The Apprentice has hit the screens with a boom this October, giving real life opportunities to young and ambitious entrepreneurs. The real star of the show however is the man who decides who stays and who is fired each episode, leading to a single winner at the end of the series. Previously ‘Sir ‘and now ‘Lord’, Alan Sugar has become the new darling of many Apprentice lovers alike. Although Sugar acts the character of an uncompromising Lord on the show, he himself admitted on the BBC Breakfast show on the 6th October that he is a ‘teddy bear’ in real life. Sugar is no clown and when he talks of the producers he says that his strict and harsh manner in the board room is simply ‘the way they portray me’.
A few days before the show began this month, Lord sugar also appeared on ITV1 with a well renounced face; Piers Morgan in ‘When Piers Met Sugar’. Morgan set out to spend time with Lord Sugar, discover his lifestyle and bring forward the softer, emotional and more relatable side to this otherwise candid boss. After meeting with Sugar’s wife, Piers discovered she wasn’t too happy with the negative image of her man prevailing through The Apprentice.
What is very interesting to find is that Sugar, like many other ambitious working class youth in his time, has struggled to reach the success he has. Lord Sugar proudly notes how his poor background was once the reason for his in-laws to reject him marrying their daughter.
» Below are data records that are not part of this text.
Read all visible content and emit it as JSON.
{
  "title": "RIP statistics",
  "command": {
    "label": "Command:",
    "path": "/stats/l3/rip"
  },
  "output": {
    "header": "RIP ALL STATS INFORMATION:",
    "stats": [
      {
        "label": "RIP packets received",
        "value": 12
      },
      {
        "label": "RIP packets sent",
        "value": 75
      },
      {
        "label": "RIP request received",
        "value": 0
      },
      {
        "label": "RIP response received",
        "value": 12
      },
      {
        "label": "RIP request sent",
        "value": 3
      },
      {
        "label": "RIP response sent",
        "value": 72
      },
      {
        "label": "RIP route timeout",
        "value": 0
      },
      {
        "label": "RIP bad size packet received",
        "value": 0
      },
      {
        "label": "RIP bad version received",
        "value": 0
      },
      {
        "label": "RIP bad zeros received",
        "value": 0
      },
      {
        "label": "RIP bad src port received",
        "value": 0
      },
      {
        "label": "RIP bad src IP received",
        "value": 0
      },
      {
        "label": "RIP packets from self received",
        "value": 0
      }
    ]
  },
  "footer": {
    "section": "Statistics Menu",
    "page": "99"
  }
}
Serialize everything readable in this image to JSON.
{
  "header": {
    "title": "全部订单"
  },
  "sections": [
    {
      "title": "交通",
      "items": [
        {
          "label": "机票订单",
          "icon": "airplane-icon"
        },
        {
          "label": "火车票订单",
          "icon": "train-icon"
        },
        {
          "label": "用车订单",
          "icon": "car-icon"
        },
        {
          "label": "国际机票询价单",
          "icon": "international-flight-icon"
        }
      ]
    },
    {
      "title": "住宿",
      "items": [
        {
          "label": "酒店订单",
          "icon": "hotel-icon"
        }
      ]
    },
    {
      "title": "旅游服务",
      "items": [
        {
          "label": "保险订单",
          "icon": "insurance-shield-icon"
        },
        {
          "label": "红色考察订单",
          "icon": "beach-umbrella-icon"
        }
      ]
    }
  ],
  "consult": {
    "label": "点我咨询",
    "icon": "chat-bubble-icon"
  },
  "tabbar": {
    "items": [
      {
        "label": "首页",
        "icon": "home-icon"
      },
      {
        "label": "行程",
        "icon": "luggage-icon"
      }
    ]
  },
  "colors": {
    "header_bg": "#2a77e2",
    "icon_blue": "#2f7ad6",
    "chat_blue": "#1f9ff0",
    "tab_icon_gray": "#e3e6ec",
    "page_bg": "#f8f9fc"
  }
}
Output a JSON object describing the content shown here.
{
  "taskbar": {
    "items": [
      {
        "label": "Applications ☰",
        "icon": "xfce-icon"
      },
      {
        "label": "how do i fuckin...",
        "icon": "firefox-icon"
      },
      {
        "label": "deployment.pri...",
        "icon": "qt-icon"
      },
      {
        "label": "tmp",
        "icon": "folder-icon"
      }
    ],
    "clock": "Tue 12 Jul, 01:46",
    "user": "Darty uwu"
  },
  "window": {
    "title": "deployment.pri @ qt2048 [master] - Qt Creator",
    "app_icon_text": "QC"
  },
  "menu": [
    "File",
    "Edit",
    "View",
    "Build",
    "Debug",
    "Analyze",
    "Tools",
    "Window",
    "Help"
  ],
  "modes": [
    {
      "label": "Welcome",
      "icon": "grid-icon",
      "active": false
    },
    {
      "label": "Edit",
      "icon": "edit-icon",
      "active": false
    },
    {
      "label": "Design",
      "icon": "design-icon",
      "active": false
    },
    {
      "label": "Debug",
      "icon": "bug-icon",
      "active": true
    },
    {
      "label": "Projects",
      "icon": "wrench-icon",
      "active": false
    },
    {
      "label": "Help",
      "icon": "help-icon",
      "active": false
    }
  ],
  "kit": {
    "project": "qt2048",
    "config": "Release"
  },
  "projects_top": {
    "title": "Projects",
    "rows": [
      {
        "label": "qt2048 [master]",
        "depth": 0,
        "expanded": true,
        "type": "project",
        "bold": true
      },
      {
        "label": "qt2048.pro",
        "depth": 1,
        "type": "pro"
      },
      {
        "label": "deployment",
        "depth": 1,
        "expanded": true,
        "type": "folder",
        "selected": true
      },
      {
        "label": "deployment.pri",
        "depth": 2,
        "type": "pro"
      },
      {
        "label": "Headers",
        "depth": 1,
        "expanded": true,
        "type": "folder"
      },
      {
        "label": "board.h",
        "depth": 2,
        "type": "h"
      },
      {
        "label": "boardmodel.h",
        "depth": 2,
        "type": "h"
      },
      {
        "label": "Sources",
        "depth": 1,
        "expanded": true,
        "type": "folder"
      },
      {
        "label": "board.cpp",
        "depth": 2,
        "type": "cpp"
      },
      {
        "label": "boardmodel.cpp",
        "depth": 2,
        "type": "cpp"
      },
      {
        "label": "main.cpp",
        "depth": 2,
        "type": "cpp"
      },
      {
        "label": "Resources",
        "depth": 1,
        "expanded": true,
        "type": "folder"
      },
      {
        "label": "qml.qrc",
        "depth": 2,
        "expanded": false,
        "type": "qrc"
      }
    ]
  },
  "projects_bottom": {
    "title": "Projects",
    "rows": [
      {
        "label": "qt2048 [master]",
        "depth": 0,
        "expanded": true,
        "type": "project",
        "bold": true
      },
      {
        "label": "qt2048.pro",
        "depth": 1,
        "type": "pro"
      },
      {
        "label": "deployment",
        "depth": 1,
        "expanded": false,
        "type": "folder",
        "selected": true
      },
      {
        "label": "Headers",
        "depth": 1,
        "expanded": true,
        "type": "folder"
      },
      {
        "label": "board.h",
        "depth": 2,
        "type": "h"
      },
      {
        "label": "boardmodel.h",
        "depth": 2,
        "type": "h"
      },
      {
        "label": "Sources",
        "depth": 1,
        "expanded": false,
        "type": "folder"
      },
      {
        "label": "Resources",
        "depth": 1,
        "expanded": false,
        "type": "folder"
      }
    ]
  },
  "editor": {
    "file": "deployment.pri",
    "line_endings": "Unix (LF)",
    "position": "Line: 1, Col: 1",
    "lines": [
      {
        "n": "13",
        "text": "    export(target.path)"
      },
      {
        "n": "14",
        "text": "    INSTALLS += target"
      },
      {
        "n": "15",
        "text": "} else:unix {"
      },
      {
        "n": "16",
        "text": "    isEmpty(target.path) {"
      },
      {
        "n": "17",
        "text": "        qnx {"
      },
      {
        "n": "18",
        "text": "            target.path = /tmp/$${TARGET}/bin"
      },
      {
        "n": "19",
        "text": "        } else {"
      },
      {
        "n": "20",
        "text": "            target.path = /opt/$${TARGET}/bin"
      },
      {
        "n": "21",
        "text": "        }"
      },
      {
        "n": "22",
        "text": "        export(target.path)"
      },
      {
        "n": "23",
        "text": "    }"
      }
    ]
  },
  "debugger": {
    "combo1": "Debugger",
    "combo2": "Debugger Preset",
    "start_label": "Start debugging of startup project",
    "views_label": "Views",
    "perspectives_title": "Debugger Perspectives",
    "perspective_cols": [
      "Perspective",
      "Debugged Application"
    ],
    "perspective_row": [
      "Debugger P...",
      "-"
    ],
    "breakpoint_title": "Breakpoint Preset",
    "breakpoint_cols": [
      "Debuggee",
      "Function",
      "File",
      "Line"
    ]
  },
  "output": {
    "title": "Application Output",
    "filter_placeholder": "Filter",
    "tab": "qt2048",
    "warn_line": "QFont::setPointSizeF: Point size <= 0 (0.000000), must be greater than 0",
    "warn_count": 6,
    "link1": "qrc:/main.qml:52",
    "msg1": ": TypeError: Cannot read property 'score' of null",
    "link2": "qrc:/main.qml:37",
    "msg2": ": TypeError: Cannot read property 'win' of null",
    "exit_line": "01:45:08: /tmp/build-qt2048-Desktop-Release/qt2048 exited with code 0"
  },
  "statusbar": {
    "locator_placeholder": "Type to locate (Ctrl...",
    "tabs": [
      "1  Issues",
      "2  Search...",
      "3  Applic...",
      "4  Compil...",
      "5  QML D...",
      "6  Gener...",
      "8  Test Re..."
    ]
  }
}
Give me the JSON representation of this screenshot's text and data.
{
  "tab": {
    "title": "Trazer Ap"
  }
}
It must also mention the surprisingly sporty element to this tycoon’s lifestyle. It was not only enchanting but also very funny to see this once ‘chunky’ elderly man, making fruit juice and then cycling away on a bicycle. It was even more entertaining to watch the much younger Piers Morgan flailing behind the Gallant ‘Grandpa’. If you want to witness the wit, sarcasm and humour from the man himself, I highly recommend looking up the show online.
Moving finally to what lies beneath his hard exterior, it was somewhat comforting to hear Sugar, who has made many of the contestants on his show shed tears, admit that he himself cries and in fact cried on the first day of school when his mother left him alone. Sugar openly declares his guilt for not being around his mother when she was alone. This unknown depth to Sugar is fascinating to watch. Although both he and his wife agreed that he finds it difficult to show emotions, he is not afraid to let the world know he has a heart. He simply explains that ‘I am not a huggy-huggy, emotional, kissy kissy person’.
The British public now waits to see the story of The Apprentice unfold each week, and contestants fate unfold as they falter to the finish line. I on the other hand, will be keeping an eye on how much of the real Lord Sugar we see, and whether he is tempted to show his true character inside the board room. As you watch and perhaps converse with your friends about what you feel for this multi-millionaire and his lavish houses, flashy cars and private jets, think also about where he comes from, and what lies beneath the concrete that is the real hard work of a normal man.